Sioux Falls sales tax growth low, but stable, so far in 2023
The city's overall economy is in good shape following two years of double-digit revenue growth but there are concerns going forward.
SIOUX FALLS — The financial picture for the city of Sioux Falls is pretty good given the circumstances.
Years of pandemic-related trauma, cash infusion from the federal government, an exploding housing market, and inflation followed by interest rate hikes has created a volatile stretch for local governments.
Recent reports indicate that while there’s been uncertainty-driven heartburn over the budget, things are fairly stable for Sioux Falls, though there are concerns about the trends going forward.
“We definitely had a good year for our city in terms of revenues and expenses and where we sit in terms of reserves,” city Finance Director Shawn Pritchett told the city council recently. "The last two years we have had very strong revenues, but that’s not inline with our long-term trajectory. We are already seeing that change going into 2023.”
The city council will have its next round of discussion over finances on Tuesday, April 25, at its regular informational meeting. Pritchett will present the latest numbers that show a 5% increase in sales tax growth in March compared to last year.
That comes despite worries of a nationwide economic slowdown. While that’s a positive — though modest — number, inflation is still about 5% nationwide which cuts into that growth in revenues.
The rolling 12-month average for sales tax collections at the end of March was still 9.3% but that number has been in steady decline with a roller-coaster of an erratic economy.
Long-term, lingering fears of recession and the overall demand for services in a growing city, prompts a cautious note from Pritchett.
“With a growing population, stubborn inflation, growing city limits and big infrastructure needs, there are many things that will need resources from the city in the days and years ahead,” Pritchett said during a recap of 2022 for the city council.
That caution is why the city is carrying a higher-than-normal amount of money in reserve.
At the end of the year, the city had $82.8 million in the general fund, which is 37.8% of the budget. That’s notably higher than the city’s goal of 25%.
The large reserve is necessary for a number of reasons, Pritchett told the council, not the least of which was the special 6.5% pay bump recently approved for city employees to keep up with inflation.
While the size of the reserves may seem high right now, it starts to shrink in the coming years when the pay increases are taken into consideration. That’s because wages and benefits are more than two-thirds of the city’s general fund.
“Remember this is a snapshot in time,” Pritchett said. “This policy target is extremely important during the creation of annual budgets when it comes to looking out five or 10 years in advance.”
The city has four notable pots of money to manage, three of which get sales tax money:
- The general fund. The first penny of sales tax goes here, plus money from property taxes and other smaller sources.
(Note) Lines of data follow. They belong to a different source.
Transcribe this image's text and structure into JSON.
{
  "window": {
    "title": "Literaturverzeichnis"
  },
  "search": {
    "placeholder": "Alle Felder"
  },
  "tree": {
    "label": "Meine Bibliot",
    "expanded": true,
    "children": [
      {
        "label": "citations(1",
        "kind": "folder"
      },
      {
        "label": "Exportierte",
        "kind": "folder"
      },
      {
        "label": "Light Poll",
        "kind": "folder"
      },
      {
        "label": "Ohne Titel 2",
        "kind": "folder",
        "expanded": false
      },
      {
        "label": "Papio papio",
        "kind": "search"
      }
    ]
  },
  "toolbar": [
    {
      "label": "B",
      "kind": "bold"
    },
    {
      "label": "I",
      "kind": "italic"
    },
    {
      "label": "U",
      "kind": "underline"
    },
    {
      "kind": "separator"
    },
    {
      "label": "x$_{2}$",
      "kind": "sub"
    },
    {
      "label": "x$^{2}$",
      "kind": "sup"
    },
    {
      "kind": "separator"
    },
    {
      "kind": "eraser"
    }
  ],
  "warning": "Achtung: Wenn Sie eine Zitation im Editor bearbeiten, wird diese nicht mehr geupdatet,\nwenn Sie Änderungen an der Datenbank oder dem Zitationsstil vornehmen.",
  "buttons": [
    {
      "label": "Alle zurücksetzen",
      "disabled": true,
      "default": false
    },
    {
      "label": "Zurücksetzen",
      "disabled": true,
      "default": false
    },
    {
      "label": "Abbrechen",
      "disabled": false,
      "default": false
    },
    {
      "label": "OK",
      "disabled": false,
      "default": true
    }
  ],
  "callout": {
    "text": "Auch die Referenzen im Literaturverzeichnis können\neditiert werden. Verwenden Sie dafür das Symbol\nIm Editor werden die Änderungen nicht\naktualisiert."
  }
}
This fund pays for the operation of the city, the largest portion of which is employees, but also includes street maintenance and other needs.
- The capital program is funded with the second penny of city sales tax and is used for infrastructure and buildings.
- The entertainment tax is the third penny of city sales tax but it is only collected on prepared meals, alcoholic beverages, concerts and other events. This smaller fund pays for the operation of city-owned venues such as the Premier Center, the Washington Pavilion and the Orpheum Theatre.
- The enterprise funds. These are self-sustaining services that are paid for with money from the users, such public parking, the landfill and water.
Taken together, the city manages about $645 million in those four pots. It’s the general fund — with a budget of about $219 million last year — which has been the subject of most of the attention in recent weeks.
Pritchett’s words of caution notwithstanding, the large amount of money sitting in the general fund reserve does attract attention.
Sales tax revenue fell during the depths of the pandemic and then exploded in 2021 before leveling off to about 12% last year. That has made forecasting difficult but a 37% reserve is concerning, City Councilor Greg Neitzert said recently.
“You can’t extrapolate anything from the past couple of years,” he said. “That being said, at some point you feel like we are just stockpiling cash. We are way over our reserve target. At what point do we have to act and do something?”
Pritchett said that revenues, even at the roughly 4.6% increase of the first three months of 2023, are still trailing inflation. That, plus the fact that cost for public projects is often well above that general inflation level, suggest that level of reserves is a prudent approach.
“It won’t be double digits again,” he said of the 2023 sales tax projections.
The monthly report includes other notable updates on the Sioux Falls economy, including:
- The unemployment rate for the metropolitan area ticked up to 2.3% in February from historic lows of 1.9% in January. About 900 more people were in the labor force in February, while the number of positions rose about 220.
- The value of building permits is down 28% compared to the white-hot levels of 2022. In the first three months of the year, $270.3 million in permits were issued compared to $376.2 million last year.
- Overall expenditures from the general fund are up, driven in large part by spending for highways and streets. That’s driven primarily by extra money needed for snow removal and winter patching. The city has spent 24% of this year’s general fund budget in the first three months, compared to 21% at this time last year.